CosmoBody YouTube Channel Review

This Subscription Fitness Service Is Now Free on YouTube


Until early 2016, the CosmoBody fitness program geared primarily to millennials was offered as a paid subscription service for just under $10 per month. Whether due to low subscriber numbers or the high cost of producing and hosting such high-quality videos, CosmoBody ditched its all-out effort to wow the world with celebrity trainer-led workouts and moved all its content to YouTube to offer it for free.

Yes, free. 

Obviously, CosmoBody isn't the only high-quality fitness content on YouTube—there's a lot of it out there. But they're the first big-name subscription model to chuck their subscription service and say, "Here, just take it." 

So while I tend to be fairly critical of online workout programs, it's hard to be mad at a company that decides to give it all away. This is especially true given that CosmoBody elected to make their content available on YouTube, which means it's incredibly easy for people to queue up their videos on practically any screen, whether a Smart TV, through the YouTube Roku or Amazon Fire TV apps, or on any smartphone, tablet, or computer. 

CosmoBody YouTube Channel Basics

In a nutshell, CosmoBody offers a variety of workouts from a variety of expert trainers, all easily streamed to your favorite device. Workouts include:

  • Yoga
  • Dance
  • Strength Training
  • Cardio
  • Barre

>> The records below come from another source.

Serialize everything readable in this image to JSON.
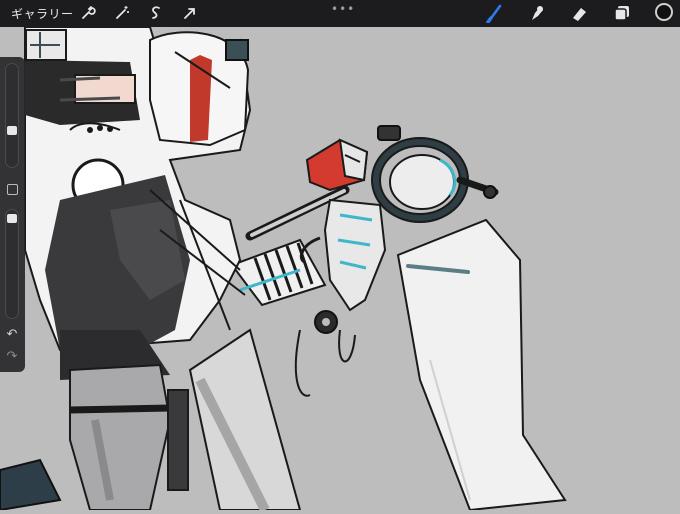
{
  "toolbar": {
    "gallery_label": "ギャラリー",
    "more_glyph": "•••",
    "active_color": "#111111",
    "accent_color": "#2f7bf0"
  },
  "sidebar": {
    "undo_glyph": "↶",
    "redo_glyph": "↷"
  },
  "canvas": {
    "background": "#bdbdbd",
    "accent_red": "#c0392b",
    "accent_teal": "#3fb7c9"
  }
}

You can find playlists geared to these types of workouts by switching from the main channel page to the "Playlist" page on the navigation bar.

It's harder to find niche strength training formats—for instance, high-intensity interval training—than it was on CosmoBody's subscription model, but you can sort through all the video options by using the "Videos" tab on the navigation bar. 

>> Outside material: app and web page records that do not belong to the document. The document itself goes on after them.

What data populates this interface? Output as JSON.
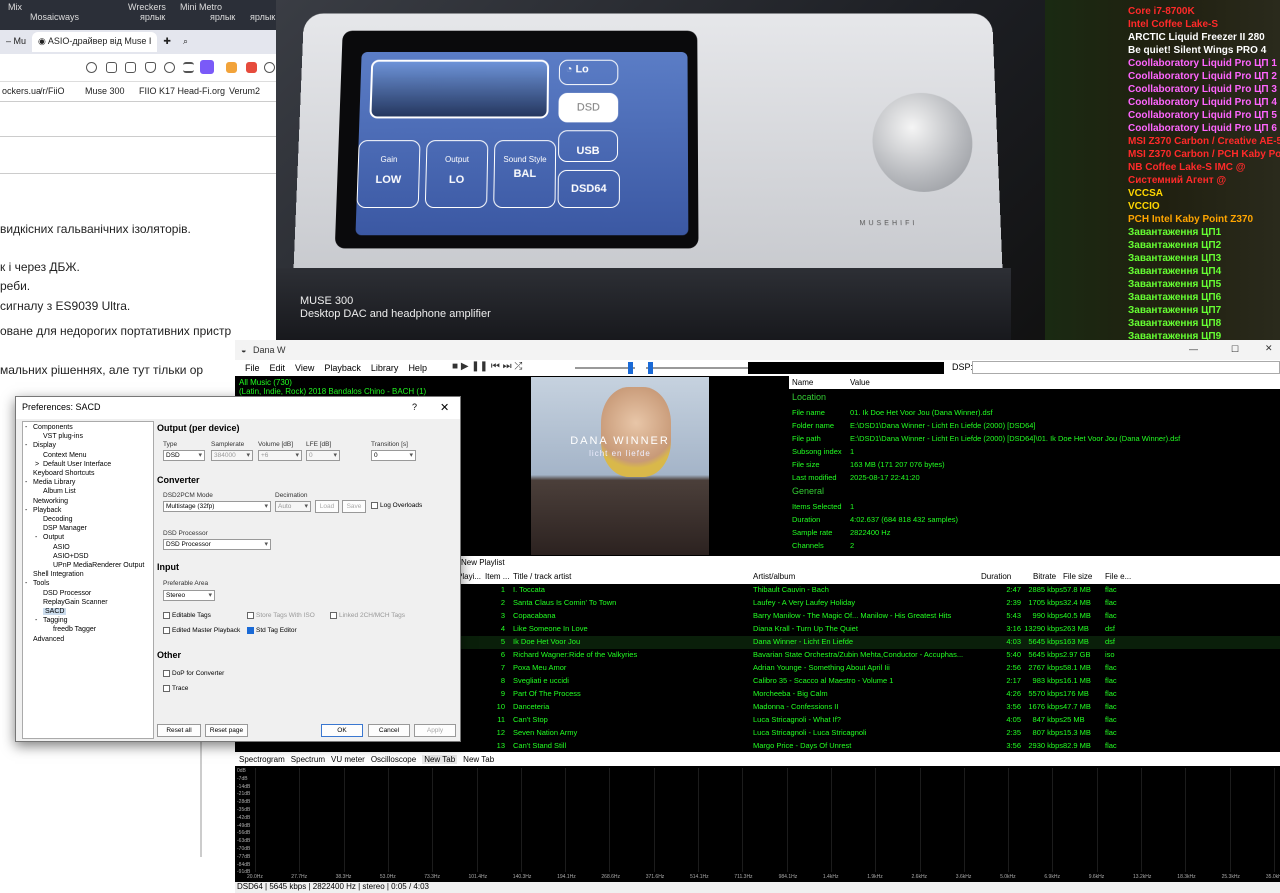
{
  "browser": {
    "desktop_labels": [
      "Mix",
      "Mosaicways",
      "ярлык",
      "Wreckers",
      "Mini Metro",
      "ярлык",
      "ярлык"
    ],
    "tabs": [
      {
        "label": "– Mu"
      },
      {
        "label": "ASIO-драйвер від Muse I"
      }
    ],
    "bookmarks": [
      "ockers.ua",
      "/r/FiiO",
      "Muse 300",
      "FIIO K17 Head-Fi.org",
      "Verum2"
    ],
    "article_lines": [
      "видкісних гальванічних ізоляторів.",
      "к і через ДБЖ.",
      "реби.",
      " сигналу з ES9039 Ultra.",
      "оване для недорогих портативних пристр",
      "мальних рішеннях, але тут тільки ор"
    ]
  },
  "photo": {
    "title": "MUSE 300",
    "subtitle": "Desktop DAC and headphone amplifier",
    "device": {
      "volume_label": "Lo",
      "dsd_label": "DSD",
      "usb_label": "USB",
      "dsd64_label": "DSD64",
      "gain_label": "Gain",
      "gain_value": "LOW",
      "output_label": "Output",
      "output_value": "LO",
      "sound_label": "Sound Style",
      "sound_value": "BAL",
      "brand": "MUSEHIFI"
    }
  },
  "osd": {
    "lines": [
      {
        "text": "Core i7-8700K",
        "color": "#ff2a2a"
      },
      {
        "text": "Intel Coffee Lake-S",
        "color": "#ff2a2a"
      },
      {
        "text": "ARCTIC Liquid Freezer II 280",
        "color": "#ffffff"
      },
      {
        "text": "Be quiet! Silent Wings PRO 4",
        "color": "#ffffff"
      },
      {
        "text": "Coollaboratory Liquid Pro ЦП 1",
        "color": "#ff66ff"
      },
      {
        "text": "Coollaboratory Liquid Pro ЦП 2",
        "color": "#ff66ff"
      },
      {
        "text": "Coollaboratory Liquid Pro ЦП 3",
        "color": "#ff66ff"
      },
      {
        "text": "Coollaboratory Liquid Pro ЦП 4",
        "color": "#ff66ff"
      },
      {
        "text": "Coollaboratory Liquid Pro ЦП 5",
        "color": "#ff66ff"
      },
      {
        "text": "Coollaboratory Liquid Pro ЦП 6",
        "color": "#ff66ff"
      },
      {
        "text": "MSI Z370 Carbon / Creative AE-5",
        "color": "#ff2a2a"
      },
      {
        "text": "MSI Z370 Carbon / PCH Kaby Point",
        "color": "#ff2a2a"
      },
      {
        "text": "NB Coffee Lake-S IMC @",
        "color": "#ff2a2a"
      },
      {
        "text": "Системний Агент @",
        "color": "#ff2a2a"
      },
      {
        "text": "VCCSA",
        "color": "#ffd700"
      },
      {
        "text": "VCCIO",
        "color": "#ffd700"
      },
      {
        "text": "PCH Intel Kaby Point Z370",
        "color": "#ffa500"
      },
      {
        "text": "Завантаження ЦП1",
        "color": "#66ff33"
      },
      {
        "text": "Завантаження ЦП2",
        "color": "#66ff33"
      },
      {
        "text": "Завантаження ЦП3",
        "color": "#66ff33"
      },
      {
        "text": "Завантаження ЦП4",
        "color": "#66ff33"
      },
      {
        "text": "Завантаження ЦП5",
        "color": "#66ff33"
      },
      {
        "text": "Завантаження ЦП6",
        "color": "#66ff33"
      },
      {
        "text": "Завантаження ЦП7",
        "color": "#66ff33"
      },
      {
        "text": "Завантаження ЦП8",
        "color": "#66ff33"
      },
      {
        "text": "Завантаження ЦП9",
        "color": "#66ff33"
      }
    ]
  },
  "foobar": {
    "title": "Dana W",
    "menu": [
      "File",
      "Edit",
      "View",
      "Playback",
      "Library",
      "Help"
    ],
    "dsp_label": "DSP:",
    "library": [
      "All Music (730)",
      "(Latin, Indie, Rock) 2018 Bandalos Chino - BACH (1)"
    ],
    "art": {
      "line1": "DANA WINNER",
      "line2": "licht en liefde"
    },
    "props_headers": {
      "name": "Name",
      "value": "Value"
    },
    "props_location_title": "Location",
    "props_location": [
      {
        "k": "File name",
        "v": "01. Ik Doe Het Voor Jou (Dana Winner).dsf"
      },
      {
        "k": "Folder name",
        "v": "E:\\DSD1\\Dana Winner - Licht En Liefde (2000) [DSD64]"
      },
      {
        "k": "File path",
        "v": "E:\\DSD1\\Dana Winner - Licht En Liefde (2000) [DSD64]\\01. Ik Doe Het Voor Jou (Dana Winner).dsf"
      },
      {
        "k": "Subsong index",
        "v": "1"
      },
      {
        "k": "File size",
        "v": "163 MB (171 207 076 bytes)"
      },
      {
        "k": "Last modified",
        "v": "2025-08-17 22:41:20"
      }
    ],
    "props_general_title": "General",
    "props_general": [
      {
        "k": "Items Selected",
        "v": "1"
      },
      {
        "k": "Duration",
        "v": "4:02.637 (684 818 432 samples)"
      },
      {
        "k": "Sample rate",
        "v": "2822400 Hz"
      },
      {
        "k": "Channels",
        "v": "2"
      }
    ],
    "playlist_tab": "New Playlist",
    "playlist_headers": {
      "playing": "Playi...",
      "item": "Item ...",
      "title": "Title / track artist",
      "artist": "Artist/album",
      "duration": "Duration",
      "bitrate": "Bitrate",
      "size": "File size",
      "ext": "File e..."
    },
    "playlist": [
      {
        "n": "1",
        "title": "I. Toccata",
        "artist": "Thibault Cauvin - Bach",
        "dur": "2:47",
        "br": "2885 kbps",
        "size": "57.8 MB",
        "ext": "flac"
      },
      {
        "n": "2",
        "title": "Santa Claus Is Comin' To Town",
        "artist": "Laufey - A Very Laufey Holiday",
        "dur": "2:39",
        "br": "1705 kbps",
        "size": "32.4 MB",
        "ext": "flac"
      },
      {
        "n": "3",
        "title": "Copacabana",
        "artist": "Barry Manilow - The Magic Of... Manilow -  His Greatest Hits",
        "dur": "5:43",
        "br": "990 kbps",
        "size": "40.5 MB",
        "ext": "flac"
      },
      {
        "n": "4",
        "title": "Like Someone In Love",
        "artist": "Diana Krall - Turn Up The Quiet",
        "dur": "3:16",
        "br": "13290 kbps",
        "size": "263 MB",
        "ext": "dsf"
      },
      {
        "n": "5",
        "title": "Ik Doe Het Voor Jou",
        "artist": "Dana Winner - Licht En Liefde",
        "dur": "4:03",
        "br": "5645 kbps",
        "size": "163 MB",
        "ext": "dsf"
      },
      {
        "n": "6",
        "title": "Richard Wagner:Ride of the Valkyries",
        "artist": "Bavarian State Orchestra/Zubin Mehta,Conductor - Accuphas...",
        "dur": "5:40",
        "br": "5645 kbps",
        "size": "2.97 GB",
        "ext": "iso"
      },
      {
        "n": "7",
        "title": "Poxa Meu Amor",
        "artist": "Adrian Younge - Something About April Iii",
        "dur": "2:56",
        "br": "2767 kbps",
        "size": "58.1 MB",
        "ext": "flac"
      },
      {
        "n": "8",
        "title": "Svegliati e uccidi",
        "artist": "Calibro 35 - Scacco al Maestro - Volume 1",
        "dur": "2:17",
        "br": "983 kbps",
        "size": "16.1 MB",
        "ext": "flac"
      },
      {
        "n": "9",
        "title": "Part Of The Process",
        "artist": "Morcheeba - Big Calm",
        "dur": "4:26",
        "br": "5570 kbps",
        "size": "176 MB",
        "ext": "flac"
      },
      {
        "n": "10",
        "title": "Danceteria",
        "artist": "Madonna - Confessions II",
        "dur": "3:56",
        "br": "1676 kbps",
        "size": "47.7 MB",
        "ext": "flac"
      },
      {
        "n": "11",
        "title": "Can't Stop",
        "artist": "Luca Stricagnoli - What If?",
        "dur": "4:05",
        "br": "847 kbps",
        "size": "25 MB",
        "ext": "flac"
      },
      {
        "n": "12",
        "title": "Seven Nation Army",
        "artist": "Luca Stricagnoli - Luca Stricagnoli",
        "dur": "2:35",
        "br": "807 kbps",
        "size": "15.3 MB",
        "ext": "flac"
      },
      {
        "n": "13",
        "title": "Can't Stand Still",
        "artist": "Margo Price - Days Of Unrest",
        "dur": "3:56",
        "br": "2930 kbps",
        "size": "82.9 MB",
        "ext": "flac"
      }
    ],
    "vis_tabs": [
      "Spectrogram",
      "Spectrum",
      "VU meter",
      "Oscilloscope",
      "New Tab",
      "New Tab"
    ],
    "spectrum_db": [
      "0dB",
      "-7dB",
      "-14dB",
      "-21dB",
      "-28dB",
      "-35dB",
      "-42dB",
      "-49dB",
      "-56dB",
      "-63dB",
      "-70dB",
      "-77dB",
      "-84dB",
      "-91dB"
    ],
    "spectrum_hz": [
      "20.0Hz",
      "27.7Hz",
      "38.3Hz",
      "53.0Hz",
      "73.3Hz",
      "101.4Hz",
      "140.3Hz",
      "194.1Hz",
      "268.6Hz",
      "371.6Hz",
      "514.1Hz",
      "711.3Hz",
      "984.1Hz",
      "1.4kHz",
      "1.9kHz",
      "2.6kHz",
      "3.6kHz",
      "5.0kHz",
      "6.9kHz",
      "9.6kHz",
      "13.2kHz",
      "18.3kHz",
      "25.3kHz",
      "35.0kHz"
    ],
    "status": "DSD64 | 5645 kbps | 2822400 Hz | stereo | 0:05 / 4:03"
  },
  "dialog": {
    "title": "Preferences: SACD",
    "help": "?",
    "close": "✕",
    "tree": [
      {
        "label": "Components",
        "lvl": 0,
        "exp": "-"
      },
      {
        "label": "VST plug-ins",
        "lvl": 1,
        "exp": ""
      },
      {
        "label": "Display",
        "lvl": 0,
        "exp": "-"
      },
      {
        "label": "Context Menu",
        "lvl": 1,
        "exp": ""
      },
      {
        "label": "Default User Interface",
        "lvl": 1,
        "exp": ">"
      },
      {
        "label": "Keyboard Shortcuts",
        "lvl": 0,
        "exp": ""
      },
      {
        "label": "Media Library",
        "lvl": 0,
        "exp": "-"
      },
      {
        "label": "Album List",
        "lvl": 1,
        "exp": ""
      },
      {
        "label": "Networking",
        "lvl": 0,
        "exp": ""
      },
      {
        "label": "Playback",
        "lvl": 0,
        "exp": "-"
      },
      {
        "label": "Decoding",
        "lvl": 1,
        "exp": ""
      },
      {
        "label": "DSP Manager",
        "lvl": 1,
        "exp": ""
      },
      {
        "label": "Output",
        "lvl": 1,
        "exp": "-"
      },
      {
        "label": "ASIO",
        "lvl": 2,
        "exp": ""
      },
      {
        "label": "ASIO+DSD",
        "lvl": 2,
        "exp": ""
      },
      {
        "label": "UPnP MediaRenderer Output",
        "lvl": 2,
        "exp": ""
      },
      {
        "label": "Shell Integration",
        "lvl": 0,
        "exp": ""
      },
      {
        "label": "Tools",
        "lvl": 0,
        "exp": "-"
      },
      {
        "label": "DSD Processor",
        "lvl": 1,
        "exp": ""
      },
      {
        "label": "ReplayGain Scanner",
        "lvl": 1,
        "exp": ""
      },
      {
        "label": "SACD",
        "lvl": 1,
        "exp": "",
        "sel": true
      },
      {
        "label": "Tagging",
        "lvl": 1,
        "exp": "-"
      },
      {
        "label": "freedb Tagger",
        "lvl": 2,
        "exp": ""
      },
      {
        "label": "Advanced",
        "lvl": 0,
        "exp": ""
      }
    ],
    "output_title": "Output (per device)",
    "type_label": "Type",
    "type_value": "DSD",
    "samplerate_label": "Samplerate",
    "samplerate_value": "384000",
    "volume_label": "Volume [dB]",
    "volume_value": "+6",
    "lfe_label": "LFE [dB]",
    "lfe_value": "0",
    "transition_label": "Transition [s]",
    "transition_value": "0",
    "converter_title": "Converter",
    "dsd2pcm_label": "DSD2PCM Mode",
    "dsd2pcm_value": "Multistage (32fp)",
    "decimation_label": "Decimation",
    "decimation_value": "Auto",
    "load_label": "Load",
    "save_label": "Save",
    "log_overloads": "Log Overloads",
    "dsd_processor_label": "DSD Processor",
    "dsd_processor_value": "DSD Processor",
    "input_title": "Input",
    "pref_area_label": "Preferable Area",
    "pref_area_value": "Stereo",
    "editable_tags": "Editable Tags",
    "store_tags_iso": "Store Tags With ISO",
    "linked_tags": "Linked 2CH/MCH Tags",
    "edited_master": "Edited Master Playback",
    "std_tag_editor": "Std Tag Editor",
    "other_title": "Other",
    "dop_converter": "DoP for Converter",
    "trace": "Trace",
    "reset_all": "Reset all",
    "reset_page": "Reset page",
    "ok": "OK",
    "cancel": "Cancel",
    "apply": "Apply"
  }
}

CosmoBody trainers tend toward the "celebrity" variety, including Tara Stiles and Adam Rosante,  and workouts tend toward short—typically no more than 30 minutes.

There are also a number of lifestyle videos and tips accessible through the playlists tab, including food, love, and beauty content.

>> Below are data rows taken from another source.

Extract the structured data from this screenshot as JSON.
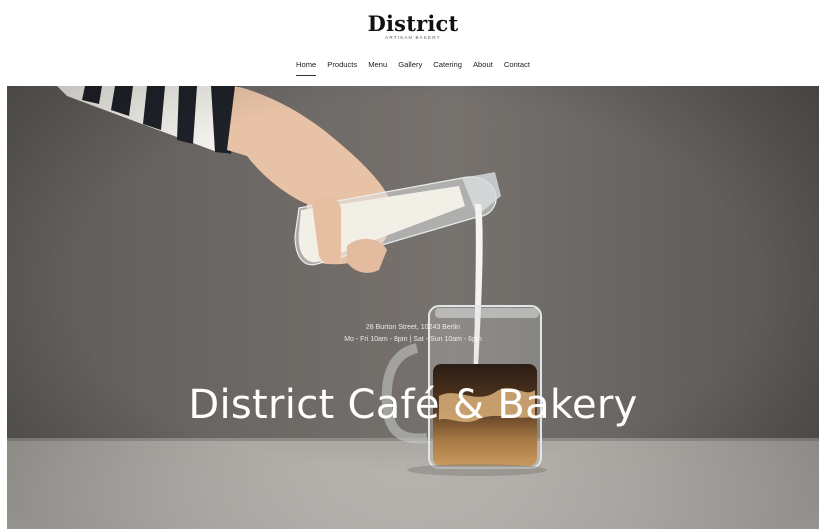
{
  "brand": {
    "name": "District",
    "tagline": "ARTISAN BAKERY"
  },
  "nav": {
    "items": [
      {
        "label": "Home",
        "active": true
      },
      {
        "label": "Products",
        "active": false
      },
      {
        "label": "Menu",
        "active": false
      },
      {
        "label": "Gallery",
        "active": false
      },
      {
        "label": "Catering",
        "active": false
      },
      {
        "label": "About",
        "active": false
      },
      {
        "label": "Contact",
        "active": false
      }
    ]
  },
  "hero": {
    "title": "District Café & Bakery",
    "address": "28 Burton Street, 10243 Berlin",
    "hours": "Mo - Fri 10am - 8pm | Sat - Sun 10am - 6pm"
  },
  "colors": {
    "wall": "#6f6a66",
    "table": "#b9b6b1",
    "accent": "#ffffff"
  }
}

The Pros

CosmoBody's done a great job with quality. The video and sound is excellent, and the workouts are easy to follow along with. They've gone above and beyond to source trainers with big names to help draw people in and keep them interested.

I've tried a number of the workouts, including yoga, HIIT, and dance, and as usual, I found myself personally drawn toward interval training workouts. I was incredibly impressed with Adam Rosante's training skills, and even though he talks a lot during each workout, I wasn't annoyed by his banter. In fact, I found him quite motivating.

I can't say I had the same experience with every workout I tried, but the fact that there are so many different programs and trainers to choose from made it easy to find options I liked.

Even though the new YouTube playlists aren't as easy to navigate as the previous subscription program, I had no problem finding the workouts I wanted to try. And with more than 200 videos to access and try, there's plenty of variety to help keep routines from getting stale. 

The Cons

As mentioned, I'm not a fan of every trainer.

I tried a Tara Stiles yoga routine, and simply didn't enjoy it. She's a good instructor, but I found her voice grating and her chatter with the other demonstrators distracting. That said, I would do her programs again simply because the routines themselves are good.

Astrid Swan McGuire is a different story. I followed one of her strength training workouts and was not impressed. Beyond the inane conversation she had with her backup demonstrator, the exercises she led didn't make sense, she lost track of where she was, failed to perform some of the same moves equally to each side, and just didn't deliver a solid workout.

I was left asking myself, "Is she even certified?" Apparently she is, but I won't try another one of her routines.

All-in-all, most trainers are high-quality and good at what they do, but you might have to try several workouts before figuring out which ones you want to use.

Another con is the length of the workouts. I'm all for short routines, but it would be nice if there were a mix of longer workouts, too. For instance, a 20-minute dance workout is nice, but I'd prefer a 40 to 50-minute option. Likewise with yoga, short practices are great when you just have a few minutes, but having the option for a longer practice would make this channel even better.

Which brings up an important point—CosmoBody hasn't added any new content to their channel since moving their videos to YouTube. If you're hoping for regular updates and additions, you won't find them here.

Two More Considerations

  1. Audience. It's very clear that CosmoBody is intended for the millenial audience—an audience that's similar to Cosmopolitan Magazine's target demographic: young, single, and fashionable. There's a lot of talk about going out to the clubs, getting drunk, hooking up, being late for work, and generally embracing a bit of irresponsible behavior while entering adulthood. If you aren't in this target demographic, you may not appreciate the banter or the intent.
  2. End of Workout Advertisements. At the end of each workout the instructors share what they're wearing. In other words, they plug brands like C9 by Champion and Reebok. Presumably, CosmoBody is getting paid for this additional promotion. There's nothing wrong with it, and having it at the end of the workout is better than at the beginning, but it's a pretty blatant plug.

Who It's Suited For

A millennial audience that's comfortable streaming online videos through a mobile device or Smart TV.